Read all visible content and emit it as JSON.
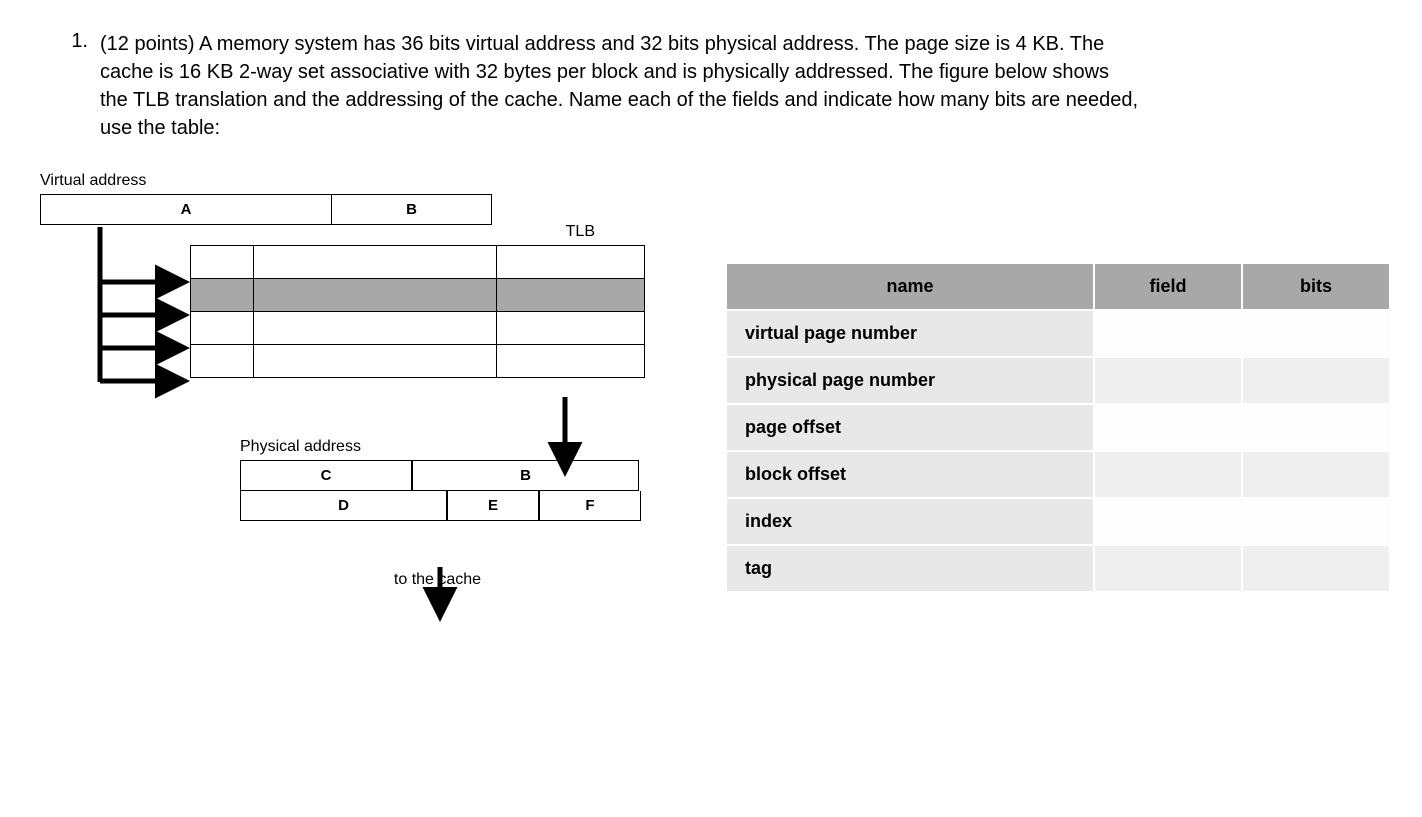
{
  "question": {
    "number": "1.",
    "text": "(12 points) A memory system has 36 bits virtual address and 32 bits physical address. The page size is 4 KB. The cache is 16 KB 2-way set associative with 32 bytes per block and is physically addressed. The figure below shows the TLB translation and the addressing of the cache. Name each of the fields and indicate how many bits are needed, use the table:"
  },
  "diagram": {
    "va_label": "Virtual address",
    "field_a": "A",
    "field_b": "B",
    "tlb_label": "TLB",
    "pa_label": "Physical address",
    "field_c": "C",
    "field_b2": "B",
    "field_d": "D",
    "field_e": "E",
    "field_f": "F",
    "to_cache": "to the cache"
  },
  "table": {
    "headers": {
      "name": "name",
      "field": "field",
      "bits": "bits"
    },
    "rows": [
      {
        "name": "virtual page number",
        "field": "",
        "bits": ""
      },
      {
        "name": "physical page number",
        "field": "",
        "bits": ""
      },
      {
        "name": "page offset",
        "field": "",
        "bits": ""
      },
      {
        "name": "block offset",
        "field": "",
        "bits": ""
      },
      {
        "name": "index",
        "field": "",
        "bits": ""
      },
      {
        "name": "tag",
        "field": "",
        "bits": ""
      }
    ]
  }
}
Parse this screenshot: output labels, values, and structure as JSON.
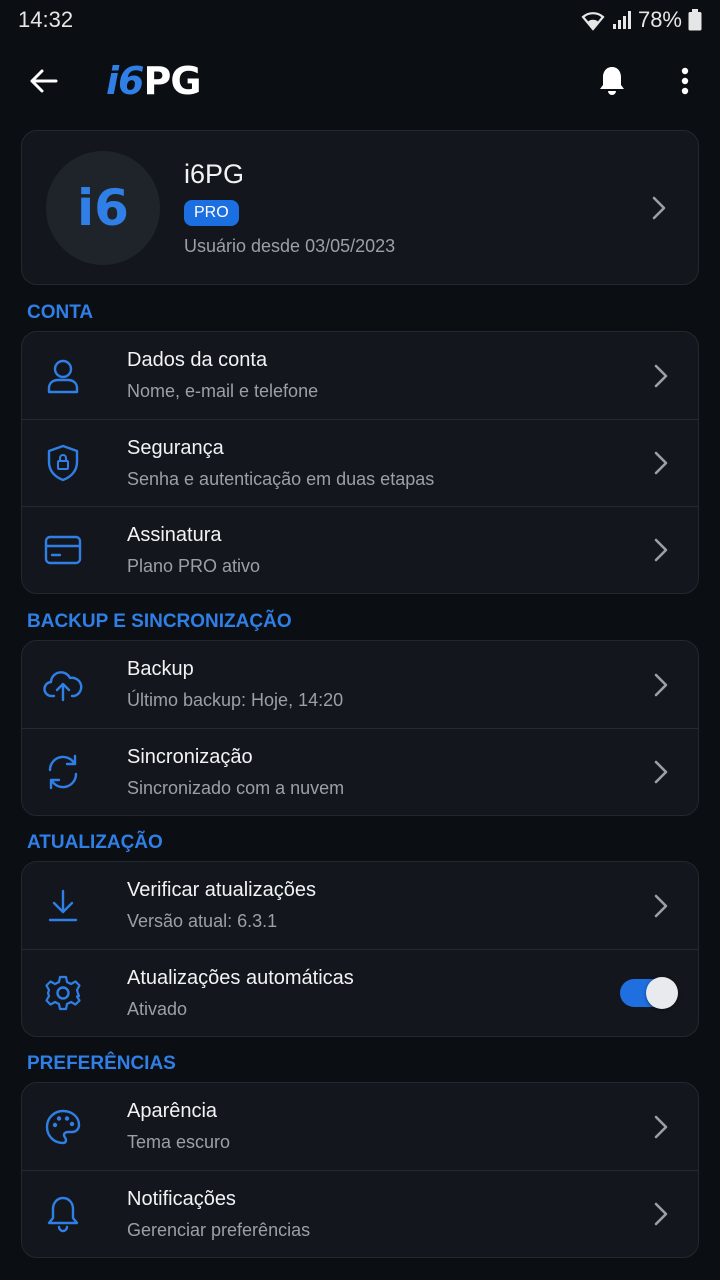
{
  "status_bar": {
    "time": "14:32",
    "battery": "78%"
  },
  "app_bar": {
    "brand_part1": "i6",
    "brand_part2": "PG"
  },
  "profile": {
    "avatar_text": "i6",
    "name": "i6PG",
    "badge": "PRO",
    "since": "Usuário desde 03/05/2023"
  },
  "sections": {
    "conta": {
      "title": "CONTA",
      "items": [
        {
          "title": "Dados da conta",
          "subtitle": "Nome, e-mail e telefone",
          "icon": "person-icon"
        },
        {
          "title": "Segurança",
          "subtitle": "Senha e autenticação em duas etapas",
          "icon": "shield-lock-icon"
        },
        {
          "title": "Assinatura",
          "subtitle": "Plano PRO ativo",
          "icon": "credit-card-icon"
        }
      ]
    },
    "backup": {
      "title": "BACKUP E SINCRONIZAÇÃO",
      "items": [
        {
          "title": "Backup",
          "subtitle": "Último backup: Hoje, 14:20",
          "icon": "cloud-upload-icon"
        },
        {
          "title": "Sincronização",
          "subtitle": "Sincronizado com a nuvem",
          "icon": "sync-icon"
        }
      ]
    },
    "atualizacao": {
      "title": "ATUALIZAÇÃO",
      "items": [
        {
          "title": "Verificar atualizações",
          "subtitle": "Versão atual: 6.3.1",
          "icon": "download-icon"
        },
        {
          "title": "Atualizações automáticas",
          "subtitle": "Ativado",
          "icon": "gear-icon",
          "toggle_on": true
        }
      ]
    },
    "preferencias": {
      "title": "PREFERÊNCIAS",
      "items": [
        {
          "title": "Aparência",
          "subtitle": "Tema escuro",
          "icon": "palette-icon"
        },
        {
          "title": "Notificações",
          "subtitle": "Gerenciar preferências",
          "icon": "bell-icon"
        }
      ]
    }
  },
  "colors": {
    "accent": "#2f7fe6",
    "background": "#0b0e12",
    "card": "#13171d"
  }
}
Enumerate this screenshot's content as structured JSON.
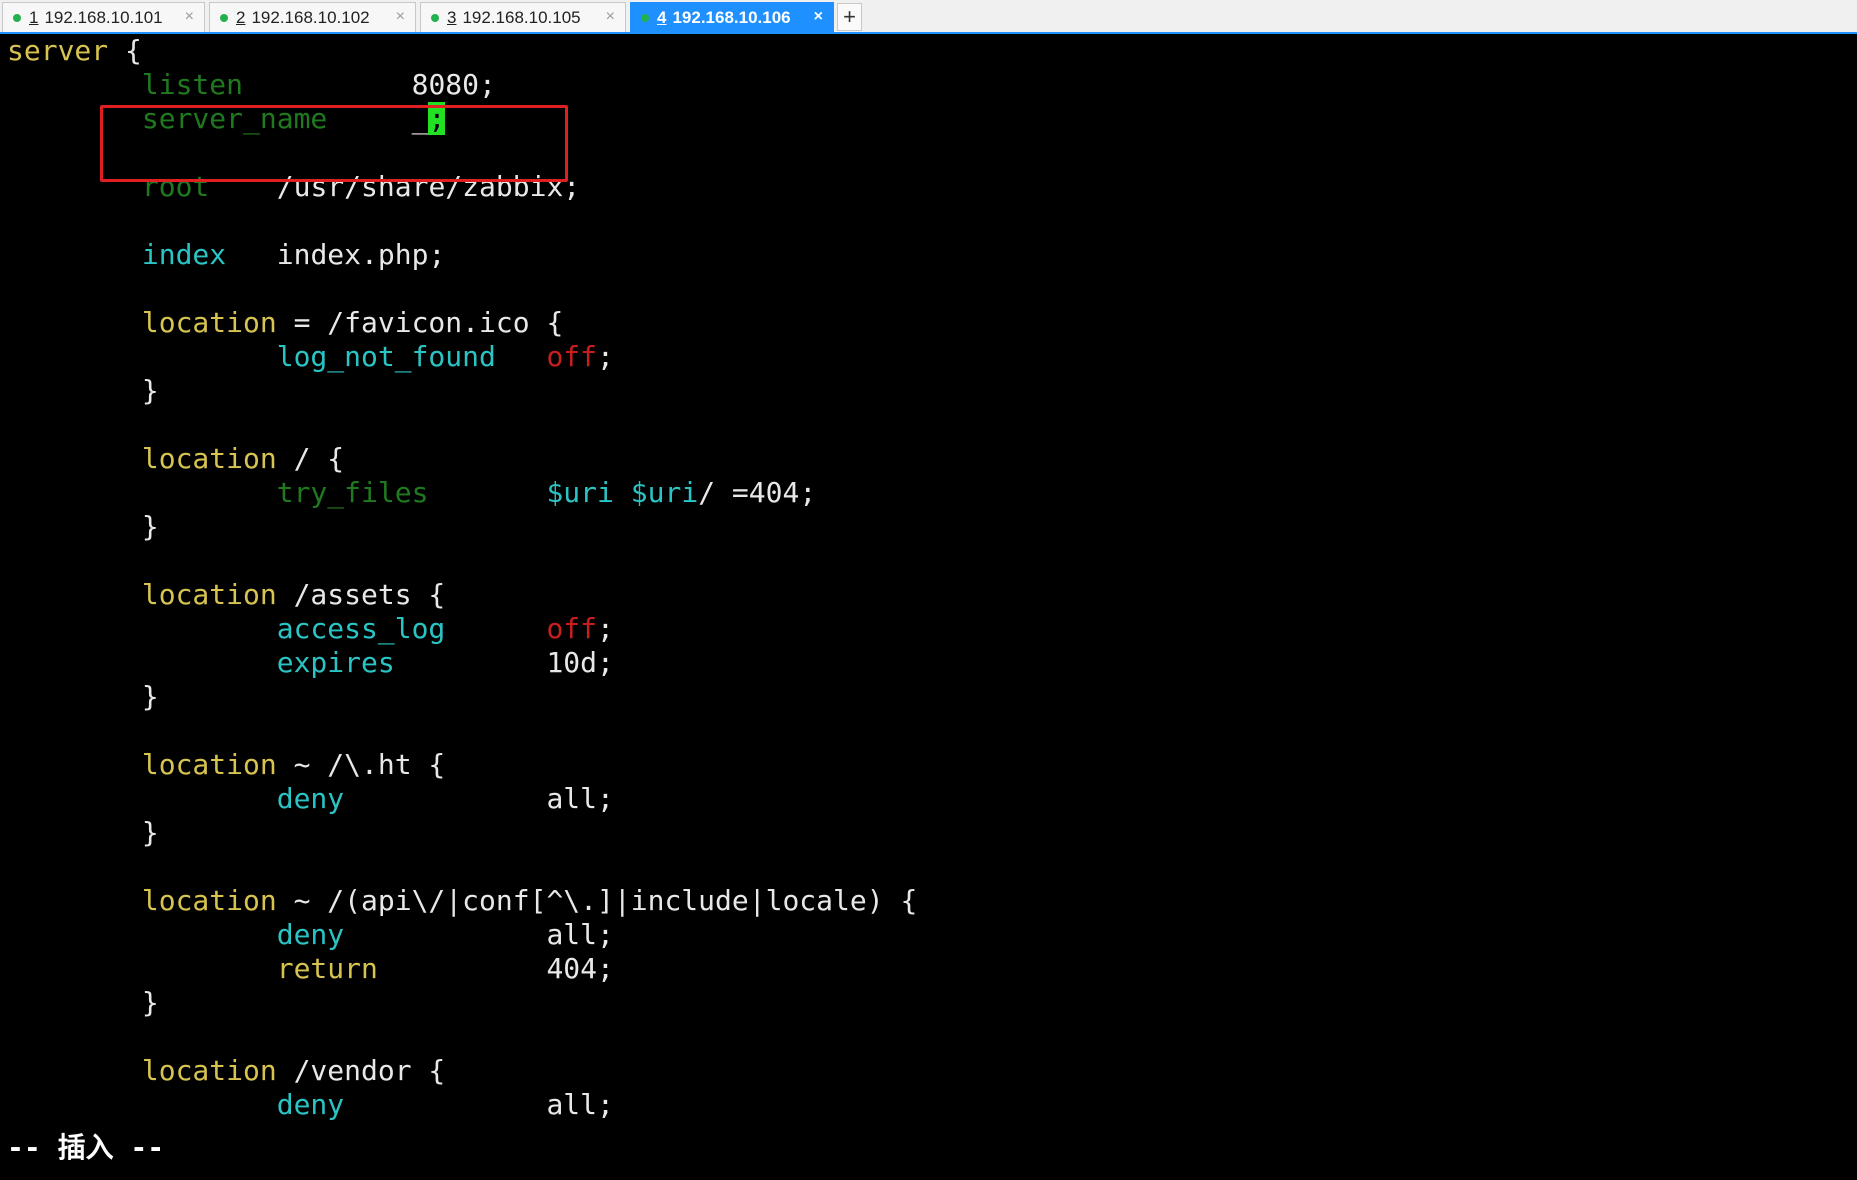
{
  "tabs": [
    {
      "num": "1",
      "host": "192.168.10.101",
      "active": false
    },
    {
      "num": "2",
      "host": "192.168.10.102",
      "active": false
    },
    {
      "num": "3",
      "host": "192.168.10.105",
      "active": false
    },
    {
      "num": "4",
      "host": "192.168.10.106",
      "active": true
    }
  ],
  "close_glyph": "×",
  "new_tab_glyph": "+",
  "editor": {
    "l1": {
      "kw": "server",
      "rest": " {"
    },
    "l2": {
      "kw": "listen",
      "pad": "          ",
      "val": "8080;"
    },
    "l3": {
      "kw": "server_name",
      "pad": "     ",
      "val": "_",
      "cursor": ";"
    },
    "l5": {
      "kw": "root",
      "pad": "    ",
      "val": "/usr/share/zabbix;"
    },
    "l7": {
      "kw": "index",
      "pad": "   ",
      "val": "index.php;"
    },
    "l9": {
      "kw": "location",
      "rest": " = /favicon.ico {"
    },
    "l10": {
      "kw": "log_not_found",
      "pad": "   ",
      "off": "off",
      "semi": ";"
    },
    "l11": "}",
    "l13": {
      "kw": "location",
      "rest": " / {"
    },
    "l14": {
      "kw": "try_files",
      "pad": "       ",
      "v1": "$uri",
      "sp": " ",
      "v2": "$uri",
      "rest": "/ =404;"
    },
    "l15": "}",
    "l17": {
      "kw": "location",
      "rest": " /assets {"
    },
    "l18": {
      "kw": "access_log",
      "pad": "      ",
      "off": "off",
      "semi": ";"
    },
    "l19": {
      "kw": "expires",
      "pad": "         ",
      "val": "10d;"
    },
    "l20": "}",
    "l22": {
      "kw": "location",
      "rest": " ~ /\\.ht {"
    },
    "l23": {
      "kw": "deny",
      "pad": "            ",
      "val": "all;"
    },
    "l24": "}",
    "l26": {
      "kw": "location",
      "rest": " ~ /(api\\/|conf[^\\.]|include|locale) {"
    },
    "l27": {
      "kw": "deny",
      "pad": "            ",
      "val": "all;"
    },
    "l28": {
      "kw": "return",
      "pad": "          ",
      "val": "404;"
    },
    "l29": "}",
    "l31": {
      "kw": "location",
      "rest": " /vendor {"
    },
    "l32": {
      "kw": "deny",
      "pad": "            ",
      "val": "all;"
    }
  },
  "status_line": "-- 插入 --",
  "colors": {
    "tab_active": "#1e90ff",
    "keyword_yellow": "#d7c34f",
    "keyword_green": "#1f7a1f",
    "keyword_cyan": "#2bc4c4",
    "value_red": "#c81e1e",
    "cursor_green": "#22e022",
    "highlight_box": "#e02020"
  }
}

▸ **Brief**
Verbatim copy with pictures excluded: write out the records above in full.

▸ **Solution for this exercise**
Read all visible content and emit it as JSON.
{
  "question": {
    "number": "1.",
    "text": "(12 points) A memory system has 36 bits virtual address and 32 bits physical address. The page size is 4 KB. The cache is 16 KB 2-way set associative with 32 bytes per block and is physically addressed. The figure below shows the TLB translation and the addressing of the cache. Name each of the fields and indicate how many bits are needed, use the table:"
  },
  "diagram": {
    "va_label": "Virtual address",
    "field_a": "A",
    "field_b": "B",
    "tlb_label": "TLB",
    "pa_label": "Physical address",
    "field_c": "C",
    "field_b2": "B",
    "field_d": "D",
    "field_e": "E",
    "field_f": "F",
    "to_cache": "to the cache"
  },
  "table": {
    "headers": {
      "name": "name",
      "field": "field",
      "bits": "bits"
    },
    "rows": [
      {
        "name": "virtual page number",
        "field": "",
        "bits": ""
      },
      {
        "name": "physical page number",
        "field": "",
        "bits": ""
      },
      {
        "name": "page offset",
        "field": "",
        "bits": ""
      },
      {
        "name": "block offset",
        "field": "",
        "bits": ""
      },
      {
        "name": "index",
        "field": "",
        "bits": ""
      },
      {
        "name": "tag",
        "field": "",
        "bits": ""
      }
    ]
  }
}
Parse this screenshot: output labels, values, and structure as JSON.
{
  "status_bar": {
    "time": "14:32",
    "battery": "78%"
  },
  "app_bar": {
    "brand_part1": "i6",
    "brand_part2": "PG"
  },
  "profile": {
    "avatar_text": "i6",
    "name": "i6PG",
    "badge": "PRO",
    "since": "Usuário desde 03/05/2023"
  },
  "sections": {
    "conta": {
      "title": "CONTA",
      "items": [
        {
          "title": "Dados da conta",
          "subtitle": "Nome, e-mail e telefone",
          "icon": "person-icon"
        },
        {
          "title": "Segurança",
          "subtitle": "Senha e autenticação em duas etapas",
          "icon": "shield-lock-icon"
        },
        {
          "title": "Assinatura",
          "subtitle": "Plano PRO ativo",
          "icon": "credit-card-icon"
        }
      ]
    },
    "backup": {
      "title": "BACKUP E SINCRONIZAÇÃO",
      "items": [
        {
          "title": "Backup",
          "subtitle": "Último backup: Hoje, 14:20",
          "icon": "cloud-upload-icon"
        },
        {
          "title": "Sincronização",
          "subtitle": "Sincronizado com a nuvem",
          "icon": "sync-icon"
        }
      ]
    },
    "atualizacao": {
      "title": "ATUALIZAÇÃO",
      "items": [
        {
          "title": "Verificar atualizações",
          "subtitle": "Versão atual: 6.3.1",
          "icon": "download-icon"
        },
        {
          "title": "Atualizações automáticas",
          "subtitle": "Ativado",
          "icon": "gear-icon",
          "toggle_on": true
        }
      ]
    },
    "preferencias": {
      "title": "PREFERÊNCIAS",
      "items": [
        {
          "title": "Aparência",
          "subtitle": "Tema escuro",
          "icon": "palette-icon"
        },
        {
          "title": "Notificações",
          "subtitle": "Gerenciar preferências",
          "icon": "bell-icon"
        }
      ]
    }
  },
  "colors": {
    "accent": "#2f7fe6",
    "background": "#0b0e12",
    "card": "#13171d"
  }
}
Enumerate this screenshot's content as structured JSON.
{
  "tabs": [
    {
      "num": "1",
      "host": "192.168.10.101",
      "active": false
    },
    {
      "num": "2",
      "host": "192.168.10.102",
      "active": false
    },
    {
      "num": "3",
      "host": "192.168.10.105",
      "active": false
    },
    {
      "num": "4",
      "host": "192.168.10.106",
      "active": true
    }
  ],
  "close_glyph": "×",
  "new_tab_glyph": "+",
  "editor": {
    "l1": {
      "kw": "server",
      "rest": " {"
    },
    "l2": {
      "kw": "listen",
      "pad": "          ",
      "val": "8080;"
    },
    "l3": {
      "kw": "server_name",
      "pad": "     ",
      "val": "_",
      "cursor": ";"
    },
    "l5": {
      "kw": "root",
      "pad": "    ",
      "val": "/usr/share/zabbix;"
    },
    "l7": {
      "kw": "index",
      "pad": "   ",
      "val": "index.php;"
    },
    "l9": {
      "kw": "location",
      "rest": " = /favicon.ico {"
    },
    "l10": {
      "kw": "log_not_found",
      "pad": "   ",
      "off": "off",
      "semi": ";"
    },
    "l11": "}",
    "l13": {
      "kw": "location",
      "rest": " / {"
    },
    "l14": {
      "kw": "try_files",
      "pad": "       ",
      "v1": "$uri",
      "sp": " ",
      "v2": "$uri",
      "rest": "/ =404;"
    },
    "l15": "}",
    "l17": {
      "kw": "location",
      "rest": " /assets {"
    },
    "l18": {
      "kw": "access_log",
      "pad": "      ",
      "off": "off",
      "semi": ";"
    },
    "l19": {
      "kw": "expires",
      "pad": "         ",
      "val": "10d;"
    },
    "l20": "}",
    "l22": {
      "kw": "location",
      "rest": " ~ /\\.ht {"
    },
    "l23": {
      "kw": "deny",
      "pad": "            ",
      "val": "all;"
    },
    "l24": "}",
    "l26": {
      "kw": "location",
      "rest": " ~ /(api\\/|conf[^\\.]|include|locale) {"
    },
    "l27": {
      "kw": "deny",
      "pad": "            ",
      "val": "all;"
    },
    "l28": {
      "kw": "return",
      "pad": "          ",
      "val": "404;"
    },
    "l29": "}",
    "l31": {
      "kw": "location",
      "rest": " /vendor {"
    },
    "l32": {
      "kw": "deny",
      "pad": "            ",
      "val": "all;"
    }
  },
  "status_line": "-- 插入 --",
  "colors": {
    "tab_active": "#1e90ff",
    "keyword_yellow": "#d7c34f",
    "keyword_green": "#1f7a1f",
    "keyword_cyan": "#2bc4c4",
    "value_red": "#c81e1e",
    "cursor_green": "#22e022",
    "highlight_box": "#e02020"
  }
}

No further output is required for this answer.